Hey there, time traveller!
This article was published 17/9/2013 (1108 days ago), so information in it may no longer be current.
Tears were flowing in a Winnipeg courtroom today at the sentencing hearing for a drunk driver who killed three innocent victims.
Clarke Gordon Harding, 32, has pleaded guilty to causing the January 2012 tragedy near Sanford.
Crown attorney Chris Vanderhooft told court he is seeking a six-year sentence to send home a strong message to other motorists, especially since impaired driving remains such a major issue in Manitoba.
Defence lawyer Sarah Inness asked for a three-year penalty for her client, saying he made a tragic error in judgment which will forever haunt him.
"He is not an intentional killer. He thought he would be ok (to drive)," said Inness.
Provincial court Judge Tracey Lord has reserved her decision until Nov. 4.
Harding was driving a Chrysler Sebring when he crossed into the oncoming lane of traffic and struck a Nissan pickup truck on Highway 3 southwest of Winnipeg.
The driver of the truck, Paul Kler, 64, was killed instantly. Two passengers in Harding’s car also died in hospital: Ellory Kirkwood, 20, and Michelle Hastings, 21. They were both friends of Harding’s who had been out at the bar with him that evening.
"I don’t feel lucky that I lived. I still wish every day I could trade places with them," an emotional Harding told court today. "I wish I could take it all back. I know I don’t deserve your forgiveness. I just want you to know that I’m sorry."
Family members of all three victims packed the courtroom and read powerful impact statements in court this morning, describing their loss and anguish.
"Our world was shattered that day. It’s tragic your decision to drive in that state took three lives and turned our world upside down," Kler’s widow, Darlene, told court.
Kler’s daughter, Julie Martens, urged Harding to ensure his deadly mistake becomes a teaching tool for others.

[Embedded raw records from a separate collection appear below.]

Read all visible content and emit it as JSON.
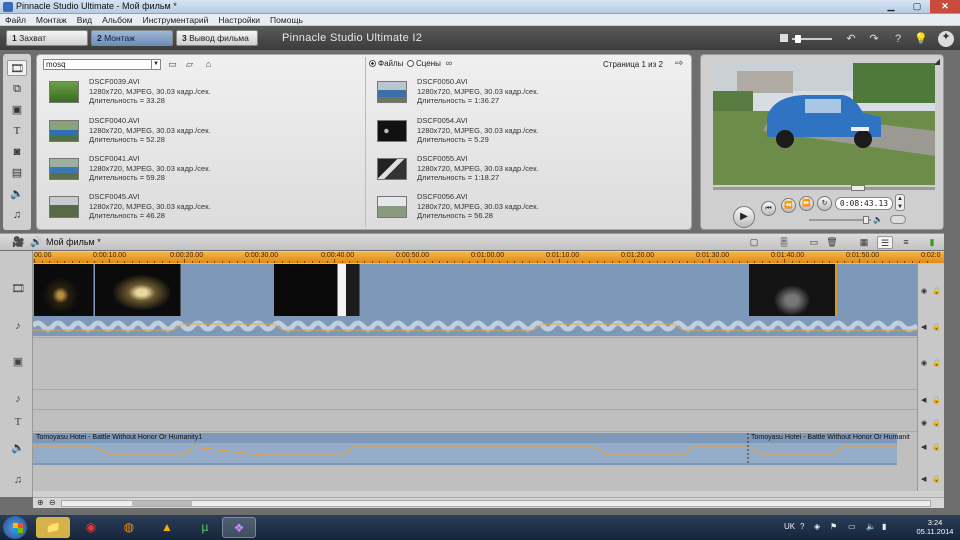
{
  "window": {
    "title": "Pinnacle Studio Ultimate - Мой фильм *"
  },
  "menu": [
    "Файл",
    "Монтаж",
    "Вид",
    "Альбом",
    "Инструментарий",
    "Настройки",
    "Помощь"
  ],
  "modes": [
    {
      "num": "1",
      "label": "Захват",
      "active": false
    },
    {
      "num": "2",
      "label": "Монтаж",
      "active": true
    },
    {
      "num": "3",
      "label": "Вывод фильма",
      "active": false
    }
  ],
  "brand": "Pinnacle Studio Ultimate I2",
  "album": {
    "folder": "mosq",
    "view_files": "Файлы",
    "view_scenes": "Сцены",
    "page": "Страница 1 из 2",
    "left_clips": [
      {
        "name": "DSCF0039.AVI",
        "info": "1280x720, MJPEG, 30.03 кадр./сек.",
        "duration": "Длительность = 33.28",
        "thumb": "#4f8a35"
      },
      {
        "name": "DSCF0040.AVI",
        "info": "1280x720, MJPEG, 30.03 кадр./сек.",
        "duration": "Длительность = 52.28",
        "thumb": "#5d7f52"
      },
      {
        "name": "DSCF0041.AVI",
        "info": "1280x720, MJPEG, 30.03 кадр./сек.",
        "duration": "Длительность = 59.28",
        "thumb": "#627a58"
      },
      {
        "name": "DSCF0045.AVI",
        "info": "1280x720, MJPEG, 30.03 кадр./сек.",
        "duration": "Длительность = 46.28",
        "thumb": "#6a6f5e"
      }
    ],
    "right_clips": [
      {
        "name": "DSCF0050.AVI",
        "info": "1280x720, MJPEG, 30.03 кадр./сек.",
        "duration": "Длительность = 1:36.27",
        "thumb": "#5a7391"
      },
      {
        "name": "DSCF0054.AVI",
        "info": "1280x720, MJPEG, 30.03 кадр./сек.",
        "duration": "Длительность = 5.29",
        "thumb": "#111111"
      },
      {
        "name": "DSCF0055.AVI",
        "info": "1280x720, MJPEG, 30.03 кадр./сек.",
        "duration": "Длительность = 1:18.27",
        "thumb": "#2a2a2a"
      },
      {
        "name": "DSCF0056.AVI",
        "info": "1280x720, MJPEG, 30.03 кадр./сек.",
        "duration": "Длительность = 56.28",
        "thumb": "#7e8c88"
      }
    ]
  },
  "preview": {
    "timecode": "0:08:43.13"
  },
  "timeline": {
    "movie_title": "Мой фильм *",
    "ruler_labels": [
      "00.00",
      "0:00:10.00",
      "0:00:20.00",
      "0:00:30.00",
      "0:00:40.00",
      "0:00:50.00",
      "0:01:00.00",
      "0:01:10.00",
      "0:01:20.00",
      "0:01:30.00",
      "0:01:40.00",
      "0:01:50.00",
      "0:02:0"
    ],
    "music_label_1": "Tomoyasu Hotei - Battle Without Honor Or Humanity1",
    "music_label_2": "Tomoyasu Hotei - Battle Without Honor Or Humanit"
  },
  "taskbar": {
    "lang": "UK",
    "time": "3:24",
    "date": "05.11.2014"
  },
  "colors": {
    "ruler": "#e89a22",
    "track": "#7d98b8",
    "waveform": "#c9d6e6",
    "envelope": "#f0a030"
  }
}
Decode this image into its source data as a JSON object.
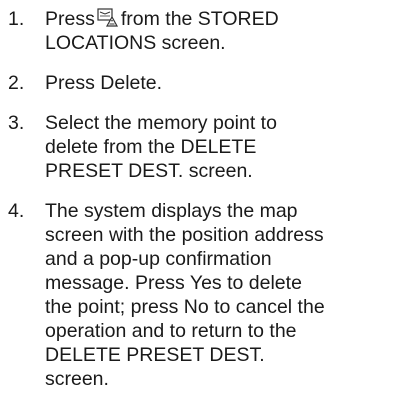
{
  "steps": [
    {
      "number": "1.",
      "before_icon": "Press",
      "icon": "map-destination-icon",
      "after_icon": "from the STORED\nLOCATIONS screen."
    },
    {
      "number": "2.",
      "text": "Press Delete."
    },
    {
      "number": "3.",
      "text": "Select the memory point to\ndelete from the DELETE\nPRESET DEST. screen."
    },
    {
      "number": "4.",
      "text": "The system displays the map\nscreen with the position address\nand a pop-up confirmation\nmessage. Press Yes to delete\nthe point; press No to cancel the\noperation and to return to the\nDELETE PRESET DEST.\nscreen."
    }
  ]
}
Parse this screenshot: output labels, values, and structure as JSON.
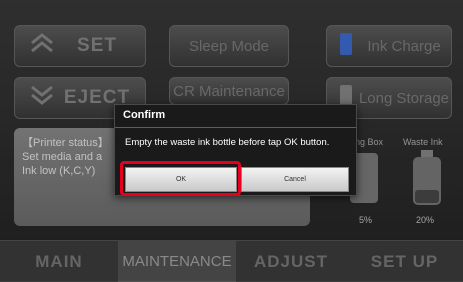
{
  "top_buttons": {
    "set_label": "SET",
    "eject_label": "EJECT",
    "sleep_mode_label": "Sleep Mode",
    "cr_maintenance_label": "CR Maintenance",
    "ink_charge_label": "Ink Charge",
    "long_storage_label": "Long Storage"
  },
  "status": {
    "line1": "【Printer status】",
    "line2": "Set media and a",
    "line3": "Ink low (K,C,Y)"
  },
  "ink": {
    "flushing_box_label": "ng Box",
    "waste_ink_label": "Waste Ink",
    "flushing_box_pct": "5%",
    "waste_ink_pct": "20%"
  },
  "tabs": [
    {
      "label": "MAIN"
    },
    {
      "label": "MAINTENANCE"
    },
    {
      "label": "ADJUST"
    },
    {
      "label": "SET UP"
    }
  ],
  "active_tab": "MAINTENANCE",
  "dialog": {
    "title": "Confirm",
    "message": "Empty the waste ink bottle before tap OK button.",
    "ok_label": "OK",
    "cancel_label": "Cancel"
  },
  "colors": {
    "highlight": "#e4001e",
    "ink_cartridge_icon": "#3d6fd6"
  },
  "icons": [
    "chevron-double-up-icon",
    "chevron-double-down-icon",
    "ink-cartridge-icon",
    "storage-box-icon"
  ]
}
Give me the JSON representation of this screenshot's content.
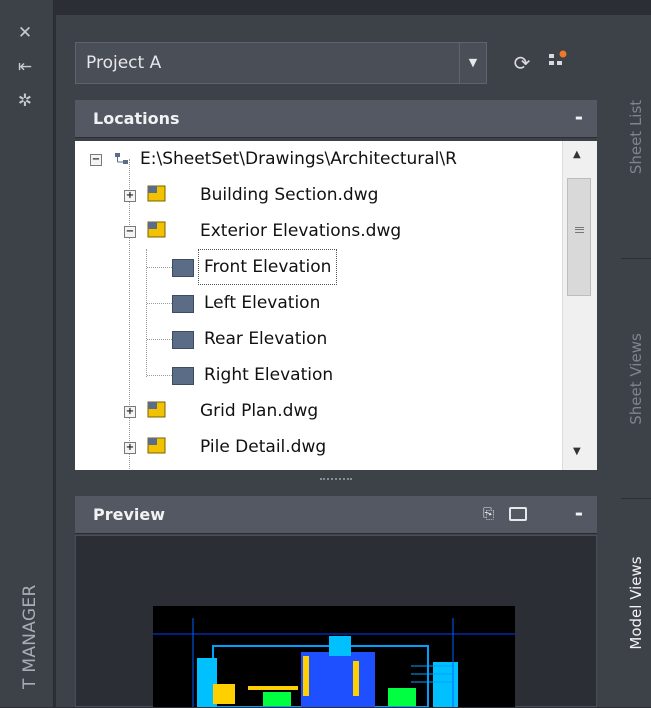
{
  "window": {
    "title": "SHEET SET MANAGER",
    "title_visible": "T MANAGER"
  },
  "project_selector": {
    "value": "Project A"
  },
  "locations": {
    "header": "Locations",
    "collapse_label": "-",
    "tree": [
      {
        "level": 0,
        "label": "E:\\SheetSet\\Drawings\\Architectural\\R",
        "kind": "folder",
        "expander": "−"
      },
      {
        "level": 1,
        "label": "Building Section.dwg",
        "kind": "file",
        "expander": "+"
      },
      {
        "level": 1,
        "label": "Exterior Elevations.dwg",
        "kind": "file",
        "expander": "−"
      },
      {
        "level": 2,
        "label": "Front Elevation",
        "kind": "view",
        "selected": true
      },
      {
        "level": 2,
        "label": "Left Elevation",
        "kind": "view"
      },
      {
        "level": 2,
        "label": "Rear Elevation",
        "kind": "view"
      },
      {
        "level": 2,
        "label": "Right Elevation",
        "kind": "view"
      },
      {
        "level": 1,
        "label": "Grid Plan.dwg",
        "kind": "file",
        "expander": "+"
      },
      {
        "level": 1,
        "label": "Pile Detail.dwg",
        "kind": "file",
        "expander": "+"
      }
    ]
  },
  "preview": {
    "header": "Preview",
    "collapse_label": "-"
  },
  "side_tabs": [
    {
      "label": "Sheet List",
      "active": false
    },
    {
      "label": "Sheet Views",
      "active": false
    },
    {
      "label": "Model Views",
      "active": true
    }
  ],
  "colors": {
    "panel": "#3d4148",
    "header": "#535862",
    "tree_bg": "#ffffff",
    "folder_yellow": "#f2c200"
  }
}
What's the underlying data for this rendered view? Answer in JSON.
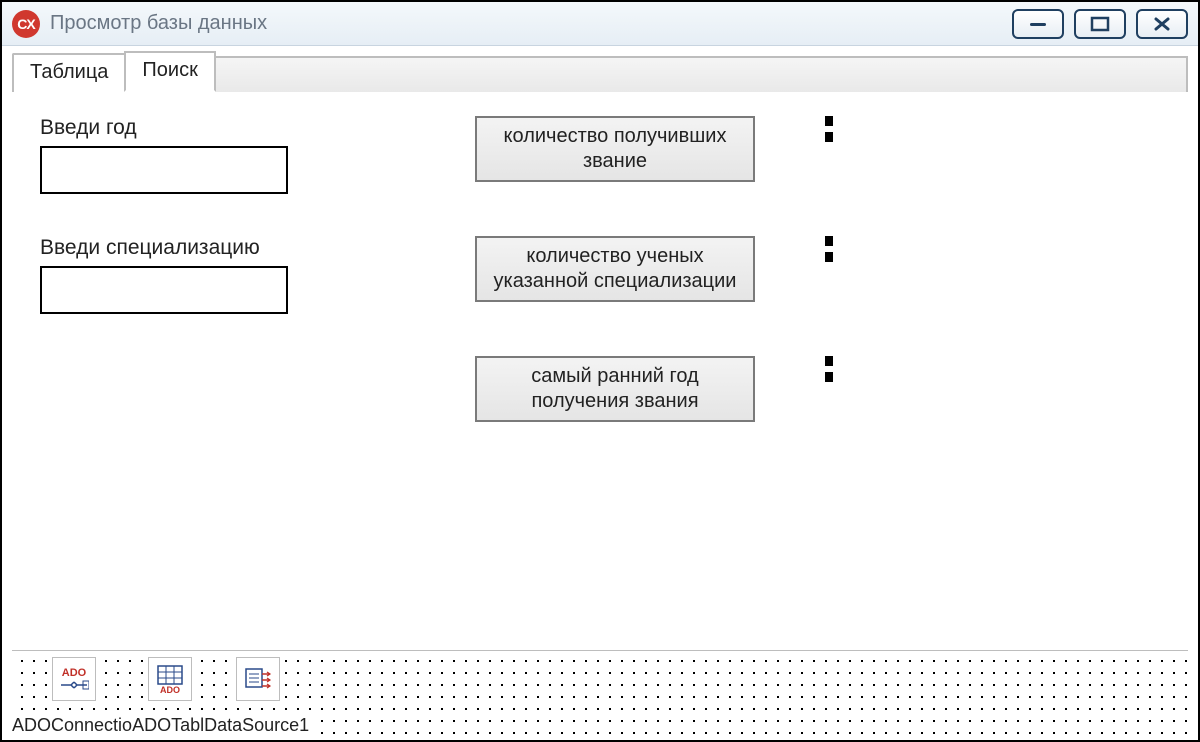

"Tell people your story, teach our young about the devastation a bad, irresponsible choice can cause," she said. "it would be a shame to think these three deaths taught us nothing."